• TASK BRIEF
Copy nothing but the lines from the line with "Output a JSON" to the end of the records, retyped exactly. Pictures stay out.

--- GIVEN INFORMATION Enclosed Below ---

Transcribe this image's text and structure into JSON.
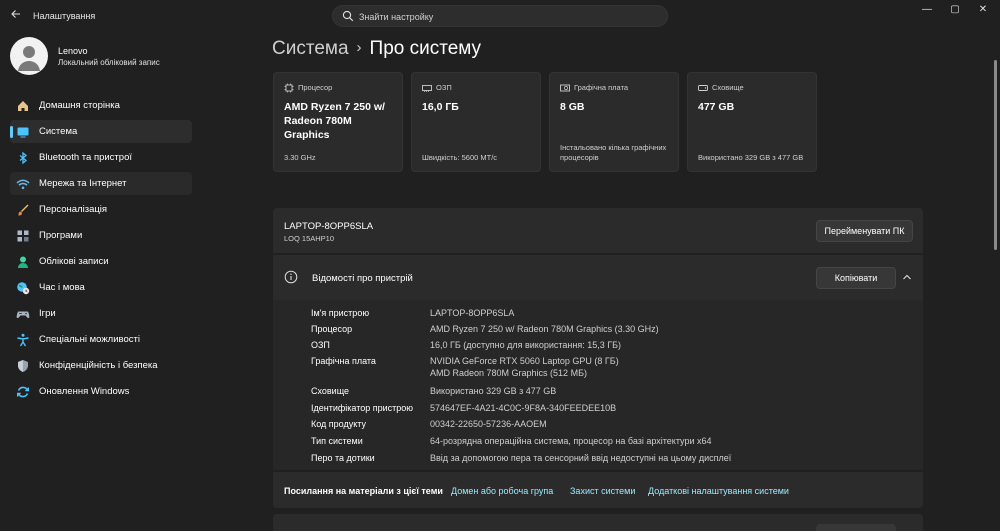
{
  "window": {
    "title": "Налаштування",
    "controls": {
      "minimize": "—",
      "maximize": "▢",
      "close": "✕"
    }
  },
  "search": {
    "placeholder": "Знайти настройку"
  },
  "user": {
    "name": "Lenovo",
    "account": "Локальний обліковий запис"
  },
  "sidebar": {
    "items": [
      {
        "label": "Домашня сторінка",
        "icon": "home-icon"
      },
      {
        "label": "Система",
        "icon": "system-icon",
        "active": true
      },
      {
        "label": "Bluetooth та пристрої",
        "icon": "bluetooth-icon"
      },
      {
        "label": "Мережа та Інтернет",
        "icon": "network-icon"
      },
      {
        "label": "Персоналізація",
        "icon": "personalization-icon"
      },
      {
        "label": "Програми",
        "icon": "apps-icon"
      },
      {
        "label": "Облікові записи",
        "icon": "accounts-icon"
      },
      {
        "label": "Час і мова",
        "icon": "time-language-icon"
      },
      {
        "label": "Ігри",
        "icon": "gaming-icon"
      },
      {
        "label": "Спеціальні можливості",
        "icon": "accessibility-icon"
      },
      {
        "label": "Конфіденційність і безпека",
        "icon": "privacy-shield-icon"
      },
      {
        "label": "Оновлення Windows",
        "icon": "windows-update-icon"
      }
    ]
  },
  "breadcrumb": {
    "parent": "Система",
    "separator": "›",
    "current": "Про систему"
  },
  "cards": [
    {
      "label": "Процесор",
      "value": "AMD Ryzen 7 250 w/ Radeon 780M Graphics",
      "sub": "3.30 GHz",
      "icon": "cpu-icon"
    },
    {
      "label": "ОЗП",
      "value": "16,0 ГБ",
      "sub": "Швидкість: 5600 MT/с",
      "icon": "ram-icon"
    },
    {
      "label": "Графічна плата",
      "value": "8 GB",
      "sub": "Інстальовано кілька графічних процесорів",
      "icon": "gpu-icon"
    },
    {
      "label": "Сховище",
      "value": "477 GB",
      "sub": "Використано 329 GB з 477 GB",
      "icon": "storage-icon"
    }
  ],
  "pc": {
    "name": "LAPTOP-8OPP6SLA",
    "model": "LOQ 15AHP10",
    "rename_label": "Перейменувати ПК"
  },
  "device_specs": {
    "title": "Відомості про пристрій",
    "copy_label": "Копіювати",
    "rows": [
      {
        "key": "Ім'я пристрою",
        "value": "LAPTOP-8OPP6SLA"
      },
      {
        "key": "Процесор",
        "value": "AMD Ryzen 7 250 w/ Radeon 780M Graphics (3.30 GHz)"
      },
      {
        "key": "ОЗП",
        "value": "16,0 ГБ (доступно для використання: 15,3 ГБ)"
      },
      {
        "key": "Графічна плата",
        "value": "NVIDIA GeForce RTX 5060 Laptop GPU (8 ГБ)",
        "value2": "AMD Radeon 780M Graphics (512 МБ)"
      },
      {
        "key": "Сховище",
        "value": "Використано 329 GB з 477 GB"
      },
      {
        "key": "Ідентифікатор пристрою",
        "value": "574647EF-4A21-4C0C-9F8A-340FEEDEE10B"
      },
      {
        "key": "Код продукту",
        "value": "00342-22650-57236-AAOEM"
      },
      {
        "key": "Тип системи",
        "value": "64-розрядна операційна система, процесор на базі архітектури x64"
      },
      {
        "key": "Перо та дотики",
        "value": "Ввід за допомогою пера та сенсорний ввід недоступні на цьому дисплеї"
      }
    ]
  },
  "related": {
    "label": "Посилання на матеріали з цієї теми",
    "links": [
      "Домен або робоча група",
      "Захист системи",
      "Додаткові налаштування системи"
    ]
  },
  "colors": {
    "accent": "#60cdff",
    "link": "#99ebff",
    "background": "#202020",
    "card": "#2b2b2b"
  }
}
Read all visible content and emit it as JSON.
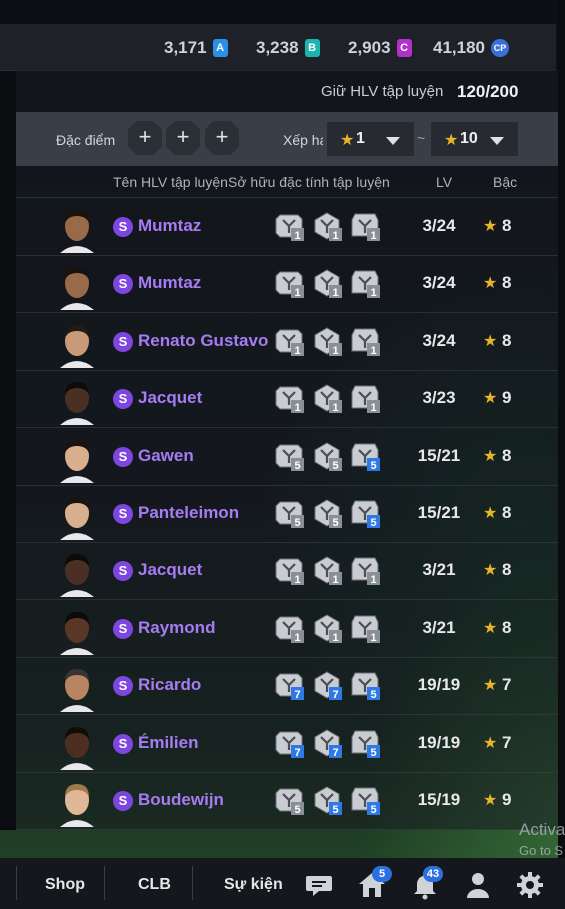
{
  "currency": [
    {
      "value": "3,171",
      "badge": "A",
      "color": "#2a8fe8"
    },
    {
      "value": "3,238",
      "badge": "B",
      "color": "#1bb5b0"
    },
    {
      "value": "2,903",
      "badge": "C",
      "color": "#b033c9"
    },
    {
      "value": "41,180",
      "badge": "CP",
      "color": "#3b6fd8"
    }
  ],
  "keep": {
    "label": "Giữ HLV tập luyện",
    "value": "120/200"
  },
  "filter": {
    "traits_label": "Đặc điểm c",
    "rank_label": "Xếp hạ",
    "rank_from": "1",
    "rank_to": "10",
    "tilde": "~"
  },
  "columns": {
    "name": "Tên HLV tập luyện",
    "traits": "Sở hữu đặc tính tập luyện",
    "lv": "LV",
    "grade": "Bậc"
  },
  "rows": [
    {
      "name": "Mumtaz",
      "lv": "3/24",
      "grade": "8",
      "skin": "#9a6a48",
      "hair": "#1a120c",
      "traits": [
        {
          "level": "1",
          "color": "#8a8f96"
        },
        {
          "level": "1",
          "color": "#8a8f96"
        },
        {
          "level": "1",
          "color": "#8a8f96"
        }
      ]
    },
    {
      "name": "Mumtaz",
      "lv": "3/24",
      "grade": "8",
      "skin": "#9a6a48",
      "hair": "#1a120c",
      "traits": [
        {
          "level": "1",
          "color": "#8a8f96"
        },
        {
          "level": "1",
          "color": "#8a8f96"
        },
        {
          "level": "1",
          "color": "#8a8f96"
        }
      ]
    },
    {
      "name": "Renato Gustavo",
      "lv": "3/24",
      "grade": "8",
      "skin": "#c99a78",
      "hair": "#241a14",
      "traits": [
        {
          "level": "1",
          "color": "#8a8f96"
        },
        {
          "level": "1",
          "color": "#8a8f96"
        },
        {
          "level": "1",
          "color": "#8a8f96"
        }
      ]
    },
    {
      "name": "Jacquet",
      "lv": "3/23",
      "grade": "9",
      "skin": "#4a3022",
      "hair": "#0e0a08",
      "traits": [
        {
          "level": "1",
          "color": "#8a8f96"
        },
        {
          "level": "1",
          "color": "#8a8f96"
        },
        {
          "level": "1",
          "color": "#8a8f96"
        }
      ]
    },
    {
      "name": "Gawen",
      "lv": "15/21",
      "grade": "8",
      "skin": "#d8b08e",
      "hair": "#1a1410",
      "traits": [
        {
          "level": "5",
          "color": "#8a8f96"
        },
        {
          "level": "5",
          "color": "#8a8f96"
        },
        {
          "level": "5",
          "color": "#2f78e6"
        }
      ]
    },
    {
      "name": "Panteleimon",
      "lv": "15/21",
      "grade": "8",
      "skin": "#d8b08e",
      "hair": "#1a1410",
      "traits": [
        {
          "level": "5",
          "color": "#8a8f96"
        },
        {
          "level": "5",
          "color": "#8a8f96"
        },
        {
          "level": "5",
          "color": "#2f78e6"
        }
      ]
    },
    {
      "name": "Jacquet",
      "lv": "3/21",
      "grade": "8",
      "skin": "#4a3022",
      "hair": "#0e0a08",
      "traits": [
        {
          "level": "1",
          "color": "#8a8f96"
        },
        {
          "level": "1",
          "color": "#8a8f96"
        },
        {
          "level": "1",
          "color": "#8a8f96"
        }
      ]
    },
    {
      "name": "Raymond",
      "lv": "3/21",
      "grade": "8",
      "skin": "#5a3626",
      "hair": "#0e0a08",
      "traits": [
        {
          "level": "1",
          "color": "#8a8f96"
        },
        {
          "level": "1",
          "color": "#8a8f96"
        },
        {
          "level": "1",
          "color": "#8a8f96"
        }
      ]
    },
    {
      "name": "Ricardo",
      "lv": "19/19",
      "grade": "7",
      "skin": "#b98462",
      "hair": "#3a3430",
      "traits": [
        {
          "level": "7",
          "color": "#2f78e6"
        },
        {
          "level": "7",
          "color": "#2f78e6"
        },
        {
          "level": "5",
          "color": "#2f78e6"
        }
      ]
    },
    {
      "name": "Émilien",
      "lv": "19/19",
      "grade": "7",
      "skin": "#4e2e20",
      "hair": "#120c08",
      "traits": [
        {
          "level": "7",
          "color": "#2f78e6"
        },
        {
          "level": "7",
          "color": "#2f78e6"
        },
        {
          "level": "5",
          "color": "#2f78e6"
        }
      ]
    },
    {
      "name": "Boudewijn",
      "lv": "15/19",
      "grade": "9",
      "skin": "#e0b898",
      "hair": "#a0784a",
      "traits": [
        {
          "level": "5",
          "color": "#8a8f96"
        },
        {
          "level": "5",
          "color": "#2f78e6"
        },
        {
          "level": "5",
          "color": "#2f78e6"
        }
      ]
    }
  ],
  "nav": {
    "shop": "Shop",
    "club": "CLB",
    "event": "Sự kiện",
    "chat_icon": "chat-bubble-icon",
    "home_icon": "home-icon",
    "home_badge": "5",
    "bell_icon": "bell-icon",
    "bell_badge": "43",
    "profile_icon": "person-icon",
    "settings_icon": "gear-icon"
  },
  "watermark": {
    "line1": "Activa",
    "line2": "Go to S"
  }
}
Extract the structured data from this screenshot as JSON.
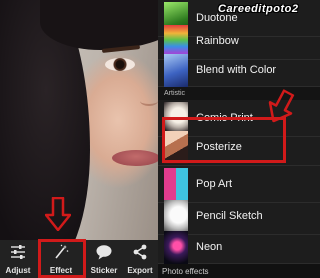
{
  "watermark": "Careeditpoto2",
  "toolbar": {
    "tools": [
      {
        "label": "Adjust",
        "icon": "sliders-icon"
      },
      {
        "label": "Effect",
        "icon": "magic-wand-icon"
      },
      {
        "label": "Sticker",
        "icon": "speech-bubble-icon"
      },
      {
        "label": "Export",
        "icon": "share-icon"
      }
    ],
    "selected": "Effect"
  },
  "effects": {
    "items_top": [
      "Duotone",
      "Rainbow",
      "Blend with Color"
    ],
    "section_artistic": "Artistic",
    "items_artistic": [
      "Comic Print",
      "Posterize",
      "Pop Art",
      "Pencil Sketch",
      "Neon"
    ],
    "footer": "Photo effects",
    "highlighted": "Posterize"
  },
  "colors": {
    "callout": "#d11a1a",
    "panel_bg": "#1d1d1d"
  }
}
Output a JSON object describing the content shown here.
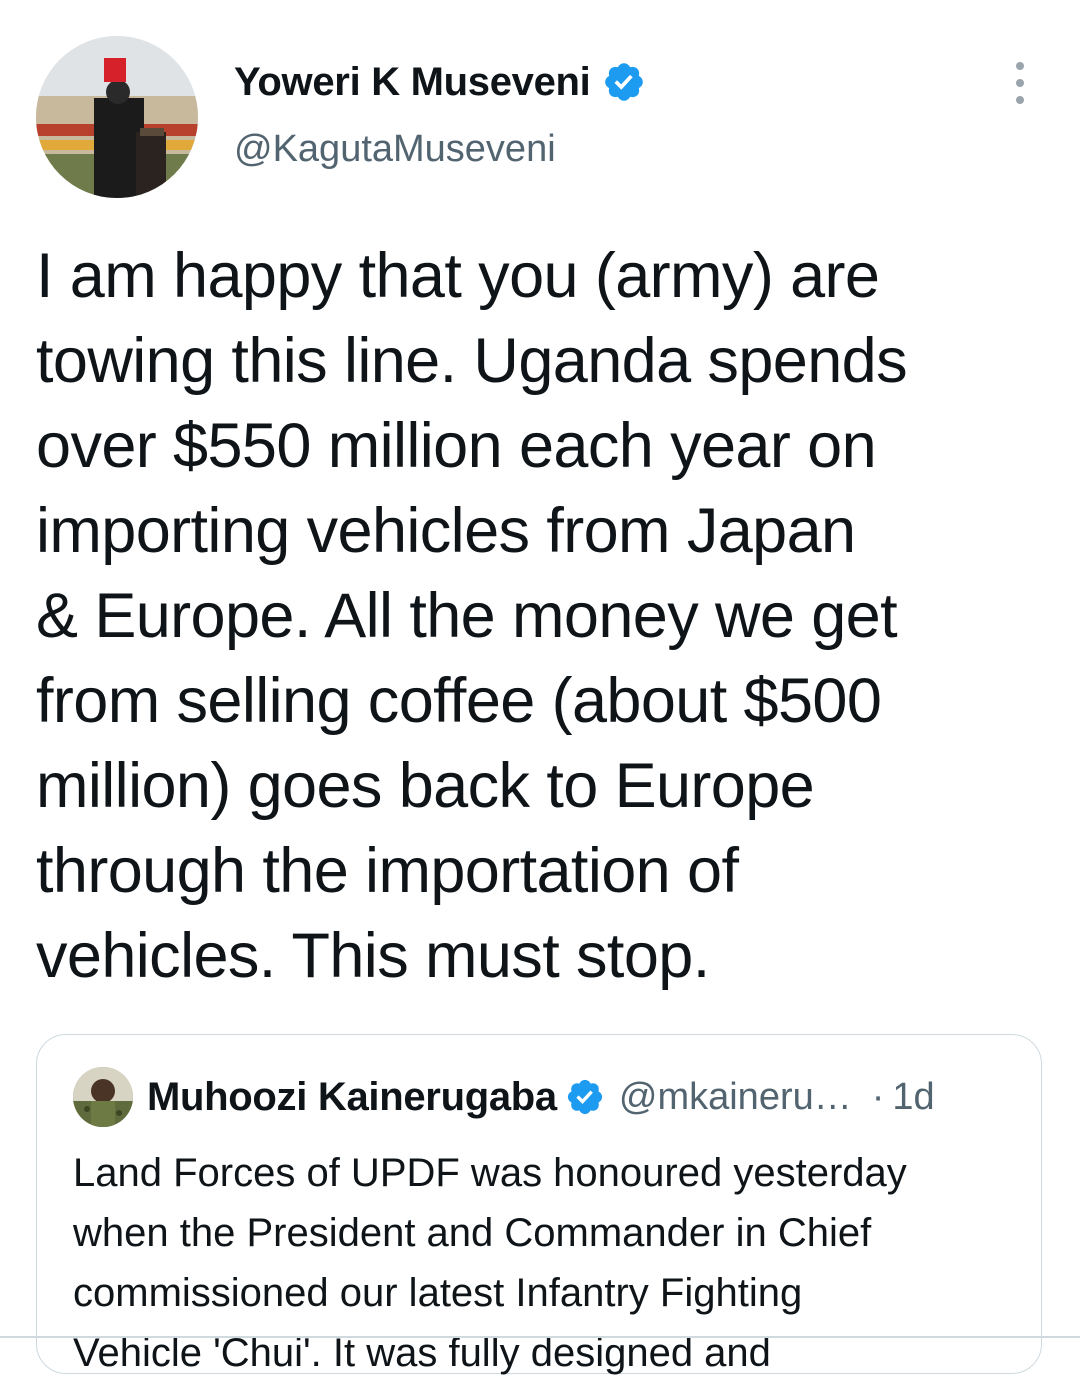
{
  "tweet": {
    "author": {
      "display_name": "Yoweri K Museveni",
      "handle": "@KagutaMuseveni",
      "verified": true,
      "avatar_icon": "profile-photo"
    },
    "more_icon": "more-vertical-icon",
    "text": "I am happy that you (army) are\ntowing this line. Uganda spends\nover $550 million each year on\nimporting vehicles from Japan\n& Europe. All the money we get\nfrom selling coffee (about $500\nmillion) goes back to Europe\nthrough the importation of\nvehicles. This must stop."
  },
  "quoted_tweet": {
    "author": {
      "display_name": "Muhoozi Kainerugaba",
      "handle": "@mkaineru…",
      "verified": true,
      "avatar_icon": "profile-photo"
    },
    "separator": "·",
    "time": "1d",
    "text": "Land Forces of UPDF was honoured yesterday\nwhen the President and Commander in Chief\ncommissioned our latest Infantry Fighting\nVehicle 'Chui'. It was fully designed and"
  },
  "colors": {
    "text_primary": "#0f1419",
    "text_secondary": "#536471",
    "verified_blue": "#1d9bf0",
    "border": "#cfd9de"
  }
}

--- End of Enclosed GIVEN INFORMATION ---

• EXERCISE SOLUTION
Output a JSON object describing the content shown here.
{
  "tweet": {
    "author": {
      "display_name": "Yoweri K Museveni",
      "handle": "@KagutaMuseveni",
      "verified": true,
      "avatar_icon": "profile-photo"
    },
    "more_icon": "more-vertical-icon",
    "text": "I am happy that you (army) are\ntowing this line. Uganda spends\nover $550 million each year on\nimporting vehicles from Japan\n& Europe. All the money we get\nfrom selling coffee (about $500\nmillion) goes back to Europe\nthrough the importation of\nvehicles. This must stop."
  },
  "quoted_tweet": {
    "author": {
      "display_name": "Muhoozi Kainerugaba",
      "handle": "@mkaineru…",
      "verified": true,
      "avatar_icon": "profile-photo"
    },
    "separator": "·",
    "time": "1d",
    "text": "Land Forces of UPDF was honoured yesterday\nwhen the President and Commander in Chief\ncommissioned our latest Infantry Fighting\nVehicle 'Chui'. It was fully designed and"
  },
  "colors": {
    "text_primary": "#0f1419",
    "text_secondary": "#536471",
    "verified_blue": "#1d9bf0",
    "border": "#cfd9de"
  }
}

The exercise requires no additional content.